Exercise goal => Once you have read the entries below, give them all again without any difference.

[Stored entries]
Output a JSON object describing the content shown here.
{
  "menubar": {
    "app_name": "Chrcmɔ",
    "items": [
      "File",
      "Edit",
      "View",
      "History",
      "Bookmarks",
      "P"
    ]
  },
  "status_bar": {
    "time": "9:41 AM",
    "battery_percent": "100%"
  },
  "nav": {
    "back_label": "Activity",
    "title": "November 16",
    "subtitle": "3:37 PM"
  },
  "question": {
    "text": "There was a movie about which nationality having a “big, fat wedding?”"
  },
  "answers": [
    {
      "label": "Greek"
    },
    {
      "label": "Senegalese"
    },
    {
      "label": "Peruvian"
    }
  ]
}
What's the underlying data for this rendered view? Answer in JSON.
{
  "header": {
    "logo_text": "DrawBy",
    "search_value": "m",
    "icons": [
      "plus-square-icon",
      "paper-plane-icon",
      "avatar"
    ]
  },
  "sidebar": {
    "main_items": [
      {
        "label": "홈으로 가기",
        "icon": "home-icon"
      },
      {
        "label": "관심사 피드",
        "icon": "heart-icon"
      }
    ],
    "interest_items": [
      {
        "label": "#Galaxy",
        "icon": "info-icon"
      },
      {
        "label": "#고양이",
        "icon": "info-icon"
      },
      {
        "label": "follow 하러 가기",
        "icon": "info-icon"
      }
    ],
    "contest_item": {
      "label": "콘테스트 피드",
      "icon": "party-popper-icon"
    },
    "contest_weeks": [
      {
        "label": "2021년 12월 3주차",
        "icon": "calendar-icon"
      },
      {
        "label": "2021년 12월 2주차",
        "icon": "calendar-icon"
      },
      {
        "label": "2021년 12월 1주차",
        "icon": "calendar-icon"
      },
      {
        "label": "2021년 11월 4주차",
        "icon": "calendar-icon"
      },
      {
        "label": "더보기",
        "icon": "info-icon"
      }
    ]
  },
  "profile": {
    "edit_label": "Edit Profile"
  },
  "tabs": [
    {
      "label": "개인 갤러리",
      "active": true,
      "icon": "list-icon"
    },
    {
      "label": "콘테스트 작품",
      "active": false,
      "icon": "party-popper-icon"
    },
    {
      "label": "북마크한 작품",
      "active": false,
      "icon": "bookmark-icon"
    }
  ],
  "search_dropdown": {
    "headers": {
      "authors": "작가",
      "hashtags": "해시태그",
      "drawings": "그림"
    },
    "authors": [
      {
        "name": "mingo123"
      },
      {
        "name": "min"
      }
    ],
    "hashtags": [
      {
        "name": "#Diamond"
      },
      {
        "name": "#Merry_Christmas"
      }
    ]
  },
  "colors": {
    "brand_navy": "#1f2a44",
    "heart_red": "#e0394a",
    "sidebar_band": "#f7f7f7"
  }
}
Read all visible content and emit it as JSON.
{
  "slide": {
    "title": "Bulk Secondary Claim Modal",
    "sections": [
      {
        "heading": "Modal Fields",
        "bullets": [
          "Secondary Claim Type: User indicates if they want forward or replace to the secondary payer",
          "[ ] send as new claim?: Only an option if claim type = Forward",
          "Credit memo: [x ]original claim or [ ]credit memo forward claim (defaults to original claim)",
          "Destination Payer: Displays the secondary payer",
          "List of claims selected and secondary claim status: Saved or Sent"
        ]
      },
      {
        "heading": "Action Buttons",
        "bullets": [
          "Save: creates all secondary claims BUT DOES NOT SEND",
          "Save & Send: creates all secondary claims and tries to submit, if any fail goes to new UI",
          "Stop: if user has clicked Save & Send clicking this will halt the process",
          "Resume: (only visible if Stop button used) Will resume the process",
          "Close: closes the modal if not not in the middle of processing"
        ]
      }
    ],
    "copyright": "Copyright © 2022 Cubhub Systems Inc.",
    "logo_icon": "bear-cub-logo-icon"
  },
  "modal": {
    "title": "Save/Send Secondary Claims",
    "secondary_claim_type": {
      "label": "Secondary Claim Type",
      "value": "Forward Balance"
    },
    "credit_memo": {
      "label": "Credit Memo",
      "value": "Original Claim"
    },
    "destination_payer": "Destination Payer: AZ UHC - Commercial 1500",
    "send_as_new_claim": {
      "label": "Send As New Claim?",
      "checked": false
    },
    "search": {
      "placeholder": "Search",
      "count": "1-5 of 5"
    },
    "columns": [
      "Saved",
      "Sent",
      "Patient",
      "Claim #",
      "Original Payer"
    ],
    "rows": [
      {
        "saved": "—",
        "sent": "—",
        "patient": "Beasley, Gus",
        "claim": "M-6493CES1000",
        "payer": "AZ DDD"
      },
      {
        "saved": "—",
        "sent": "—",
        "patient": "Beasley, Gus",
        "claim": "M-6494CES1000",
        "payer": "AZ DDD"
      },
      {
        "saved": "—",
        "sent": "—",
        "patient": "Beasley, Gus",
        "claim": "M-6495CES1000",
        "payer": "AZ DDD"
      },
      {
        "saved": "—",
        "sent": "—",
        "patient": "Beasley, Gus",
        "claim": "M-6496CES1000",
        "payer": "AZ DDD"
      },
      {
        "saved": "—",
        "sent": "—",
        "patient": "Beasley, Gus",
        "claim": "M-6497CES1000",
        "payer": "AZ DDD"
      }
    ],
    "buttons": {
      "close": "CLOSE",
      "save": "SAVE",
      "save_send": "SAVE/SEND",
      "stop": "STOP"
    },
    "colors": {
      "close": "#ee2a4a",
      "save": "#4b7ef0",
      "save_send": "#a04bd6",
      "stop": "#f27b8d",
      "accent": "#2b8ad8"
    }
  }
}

The completed task =>
Output a JSON object describing the content shown here.
{
  "menubar": {
    "app_name": "Chrcmɔ",
    "items": [
      "File",
      "Edit",
      "View",
      "History",
      "Bookmarks",
      "P"
    ]
  },
  "status_bar": {
    "time": "9:41 AM",
    "battery_percent": "100%"
  },
  "nav": {
    "back_label": "Activity",
    "title": "November 16",
    "subtitle": "3:37 PM"
  },
  "question": {
    "text": "There was a movie about which nationality having a “big, fat wedding?”"
  },
  "answers": [
    {
      "label": "Greek"
    },
    {
      "label": "Senegalese"
    },
    {
      "label": "Peruvian"
    }
  ]
}
What's the underlying data for this rendered view? Answer in JSON.
{
  "header": {
    "logo_text": "DrawBy",
    "search_value": "m",
    "icons": [
      "plus-square-icon",
      "paper-plane-icon",
      "avatar"
    ]
  },
  "sidebar": {
    "main_items": [
      {
        "label": "홈으로 가기",
        "icon": "home-icon"
      },
      {
        "label": "관심사 피드",
        "icon": "heart-icon"
      }
    ],
    "interest_items": [
      {
        "label": "#Galaxy",
        "icon": "info-icon"
      },
      {
        "label": "#고양이",
        "icon": "info-icon"
      },
      {
        "label": "follow 하러 가기",
        "icon": "info-icon"
      }
    ],
    "contest_item": {
      "label": "콘테스트 피드",
      "icon": "party-popper-icon"
    },
    "contest_weeks": [
      {
        "label": "2021년 12월 3주차",
        "icon": "calendar-icon"
      },
      {
        "label": "2021년 12월 2주차",
        "icon": "calendar-icon"
      },
      {
        "label": "2021년 12월 1주차",
        "icon": "calendar-icon"
      },
      {
        "label": "2021년 11월 4주차",
        "icon": "calendar-icon"
      },
      {
        "label": "더보기",
        "icon": "info-icon"
      }
    ]
  },
  "profile": {
    "edit_label": "Edit Profile"
  },
  "tabs": [
    {
      "label": "개인 갤러리",
      "active": true,
      "icon": "list-icon"
    },
    {
      "label": "콘테스트 작품",
      "active": false,
      "icon": "party-popper-icon"
    },
    {
      "label": "북마크한 작품",
      "active": false,
      "icon": "bookmark-icon"
    }
  ],
  "search_dropdown": {
    "headers": {
      "authors": "작가",
      "hashtags": "해시태그",
      "drawings": "그림"
    },
    "authors": [
      {
        "name": "mingo123"
      },
      {
        "name": "min"
      }
    ],
    "hashtags": [
      {
        "name": "#Diamond"
      },
      {
        "name": "#Merry_Christmas"
      }
    ]
  },
  "colors": {
    "brand_navy": "#1f2a44",
    "heart_red": "#e0394a",
    "sidebar_band": "#f7f7f7"
  }
}
Read all visible content and emit it as JSON.
{
  "slide": {
    "title": "Bulk Secondary Claim Modal",
    "sections": [
      {
        "heading": "Modal Fields",
        "bullets": [
          "Secondary Claim Type: User indicates if they want forward or replace to the secondary payer",
          "[ ] send as new claim?: Only an option if claim type = Forward",
          "Credit memo: [x ]original claim or [ ]credit memo forward claim (defaults to original claim)",
          "Destination Payer: Displays the secondary payer",
          "List of claims selected and secondary claim status: Saved or Sent"
        ]
      },
      {
        "heading": "Action Buttons",
        "bullets": [
          "Save: creates all secondary claims BUT DOES NOT SEND",
          "Save & Send: creates all secondary claims and tries to submit, if any fail goes to new UI",
          "Stop: if user has clicked Save & Send clicking this will halt the process",
          "Resume: (only visible if Stop button used) Will resume the process",
          "Close: closes the modal if not not in the middle of processing"
        ]
      }
    ],
    "copyright": "Copyright © 2022 Cubhub Systems Inc.",
    "logo_icon": "bear-cub-logo-icon"
  },
  "modal": {
    "title": "Save/Send Secondary Claims",
    "secondary_claim_type": {
      "label": "Secondary Claim Type",
      "value": "Forward Balance"
    },
    "credit_memo": {
      "label": "Credit Memo",
      "value": "Original Claim"
    },
    "destination_payer": "Destination Payer: AZ UHC - Commercial 1500",
    "send_as_new_claim": {
      "label": "Send As New Claim?",
      "checked": false
    },
    "search": {
      "placeholder": "Search",
      "count": "1-5 of 5"
    },
    "columns": [
      "Saved",
      "Sent",
      "Patient",
      "Claim #",
      "Original Payer"
    ],
    "rows": [
      {
        "saved": "—",
        "sent": "—",
        "patient": "Beasley, Gus",
        "claim": "M-6493CES1000",
        "payer": "AZ DDD"
      },
      {
        "saved": "—",
        "sent": "—",
        "patient": "Beasley, Gus",
        "claim": "M-6494CES1000",
        "payer": "AZ DDD"
      },
      {
        "saved": "—",
        "sent": "—",
        "patient": "Beasley, Gus",
        "claim": "M-6495CES1000",
        "payer": "AZ DDD"
      },
      {
        "saved": "—",
        "sent": "—",
        "patient": "Beasley, Gus",
        "claim": "M-6496CES1000",
        "payer": "AZ DDD"
      },
      {
        "saved": "—",
        "sent": "—",
        "patient": "Beasley, Gus",
        "claim": "M-6497CES1000",
        "payer": "AZ DDD"
      }
    ],
    "buttons": {
      "close": "CLOSE",
      "save": "SAVE",
      "save_send": "SAVE/SEND",
      "stop": "STOP"
    },
    "colors": {
      "close": "#ee2a4a",
      "save": "#4b7ef0",
      "save_send": "#a04bd6",
      "stop": "#f27b8d",
      "accent": "#2b8ad8"
    }
  }
}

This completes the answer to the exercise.